The Community Forestry Collection was established in 1981 and is one of the first collections established at the Arboretum. Between 1981 and 1995, several grants combined with the assistance of the Maine Forest Service made it possible to establish the variety of plantings seen here today. Much of the work in establishing this collection was overseen by Alfred (Skip) Johnson, who served as director from 1990 – 1997.
This collection presents the visitor (viewer) with examples of tree species that have been frequently planted along street ways, in median strips, town parks, parkways, and other urban or community settings. There are many considerations to think about when choosing tree species for a community setting. Some trees spread their branches far and wide while others keep a vase shape even when planted in the open. The root systems of some species spread and remain close to the surface while other species extend down. This information can be helpful especially if you are planting adjacent to a sidewalk.
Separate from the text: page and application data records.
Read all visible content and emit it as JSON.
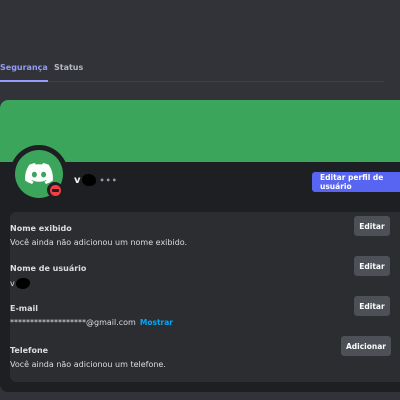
{
  "tabs": [
    {
      "label": "Segurança",
      "active": true
    },
    {
      "label": "Status",
      "active": false
    }
  ],
  "profile": {
    "username_visible": "v",
    "username_suffix": "•••",
    "edit_profile_label": "Editar perfil de usuário",
    "banner_color": "#3ba55c",
    "status": "do-not-disturb"
  },
  "fields": {
    "display_name": {
      "label": "Nome exibido",
      "value": "Você ainda não adicionou um nome exibido.",
      "action": "Editar"
    },
    "username": {
      "label": "Nome de usuário",
      "value": "v",
      "action": "Editar"
    },
    "email": {
      "label": "E-mail",
      "value": "*******************@gmail.com",
      "reveal": "Mostrar",
      "action": "Editar"
    },
    "phone": {
      "label": "Telefone",
      "value": "Você ainda não adicionou um telefone.",
      "action": "Adicionar"
    }
  },
  "colors": {
    "accent": "#5865f2",
    "tab_active": "#949cf7",
    "link": "#00a8fc",
    "dnd": "#f23f43"
  }
}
The Weeping Willow (Salix babylonica) has beautiful branching that hangs down however this is not the tree to choose if there is a septic system or drain pipes nearby as its rooting behavior can be extremely disruptive. There are dozens upon dozens of growth traits which are helpful in selecting tree species for various planting strategies and locations. Resistance to air pollution, ability to withstand salt runoff, drought resistance, deciduous vs coniferous, fall-time colors, flowering or non-flowering, and of course the list goes on.
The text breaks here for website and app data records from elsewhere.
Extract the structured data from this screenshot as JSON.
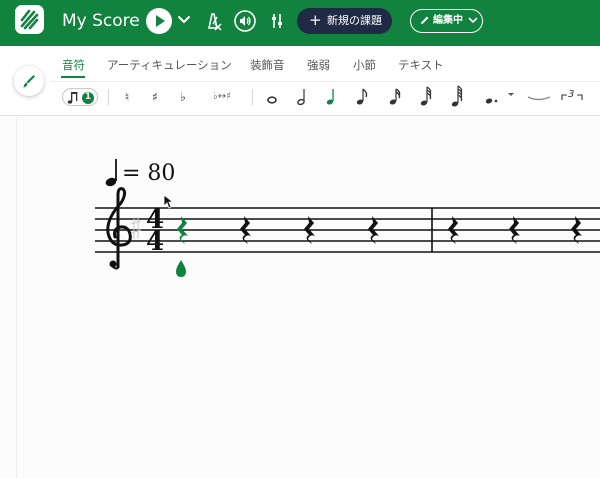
{
  "header": {
    "title": "My Score",
    "new_task_label": "新規の課題",
    "edit_mode_label": "編集中",
    "colors": {
      "brand": "#12823f",
      "new_task_bg": "#1f2a44"
    },
    "icons": [
      "logo-icon",
      "play-icon",
      "chevron-down-icon",
      "metronome-off-icon",
      "speaker-icon",
      "mixer-icon",
      "plus-icon",
      "pencil-icon"
    ]
  },
  "tabs": [
    {
      "label": "音符",
      "active": true
    },
    {
      "label": "アーティキュレーション",
      "active": false
    },
    {
      "label": "装飾音",
      "active": false
    },
    {
      "label": "強弱",
      "active": false
    },
    {
      "label": "小節",
      "active": false
    },
    {
      "label": "テキスト",
      "active": false
    }
  ],
  "toolbar": {
    "voice_number": "1",
    "natural": "♮",
    "sharp": "♯",
    "flat": "♭",
    "enharmonic": "♭↔♯",
    "tuplet": "3",
    "selected_duration": "quarter",
    "durations": [
      "whole",
      "half",
      "quarter",
      "eighth",
      "sixteenth",
      "thirty-second",
      "sixty-fourth"
    ]
  },
  "score": {
    "tempo_value": "= 80",
    "time_signature": {
      "top": "4",
      "bottom": "4"
    },
    "clef": "treble",
    "measure1_rests": 4,
    "measure2_rests": 3,
    "selected_rest_color": "#12823f"
  }
}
This collection offers a practical side for viewers to study and examine the characteristics of various tree species (all of which are identified through their botanical name tags) but it also provides a lovely knoll for picnics, sitting, bird watching and other nature oriented pursuits.